Norway's prison is more like a summer camp
Convicts hold keys to their rooms and there are no armed officers or fences
By John D. Sutter
BASTOY, Norway — Jan Petter Vala, who is serving a prison sentence for murder, has hands the size of dinner plates and shoulders like those of an ox.
In an alcoholic rage, he used his brutish strength to strangle his girlfriend to death a few years ago. On a recent Thursday, however, at this summer-camp-like island prison in southern Norway, where convicts hold keys to their rooms and there are no armed guards or fences, Vala used those same enormous hands to help bring life into the world.
The 42-year-old murderer stood watch while an oversize cow gave birth to a wobbly, long-legged, brown-and-white calf. He cried as the baby was born, he said, and wiped slime off of the newborn's face so she could gulp her first breath. Afterward, Vala called his own mother to share the good news. "I told my family that I'm going to be a dad," he said, beaming with pride.
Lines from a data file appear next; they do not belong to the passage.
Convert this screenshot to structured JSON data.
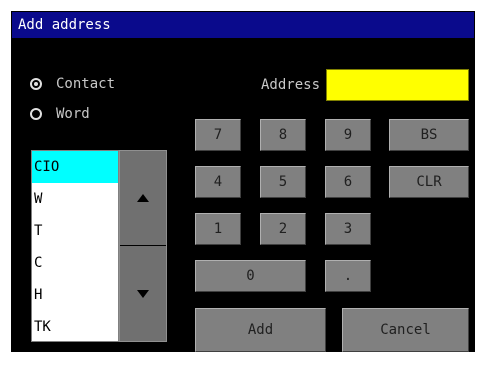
{
  "window": {
    "title": "Add address"
  },
  "mode": {
    "options": [
      {
        "label": "Contact",
        "checked": true
      },
      {
        "label": "Word",
        "checked": false
      }
    ]
  },
  "address": {
    "label": "Address",
    "value": "",
    "field_color": "#ffff00"
  },
  "area_list": {
    "items": [
      "CIO",
      "W",
      "T",
      "C",
      "H",
      "TK"
    ],
    "selected": "CIO",
    "selected_color": "#00ffff"
  },
  "scroll": {
    "up_icon": "triangle-up-icon",
    "down_icon": "triangle-down-icon"
  },
  "keypad": {
    "k7": "7",
    "k8": "8",
    "k9": "9",
    "bs": "BS",
    "k4": "4",
    "k5": "5",
    "k6": "6",
    "clr": "CLR",
    "k1": "1",
    "k2": "2",
    "k3": "3",
    "k0": "0",
    "dot": "."
  },
  "actions": {
    "add": "Add",
    "cancel": "Cancel"
  },
  "colors": {
    "title_bar": "#0a0a8c",
    "background": "#000000",
    "key": "#808080"
  }
}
This is exactly the type of dramatic turnabout — enraged killer to gentle-giant midwife — that corrections officials in Norway hope to create with this controversial, one-of-a-kind prison, arguably the cushiest the world has to offer.
Full story: Welcome to the world's nicest prison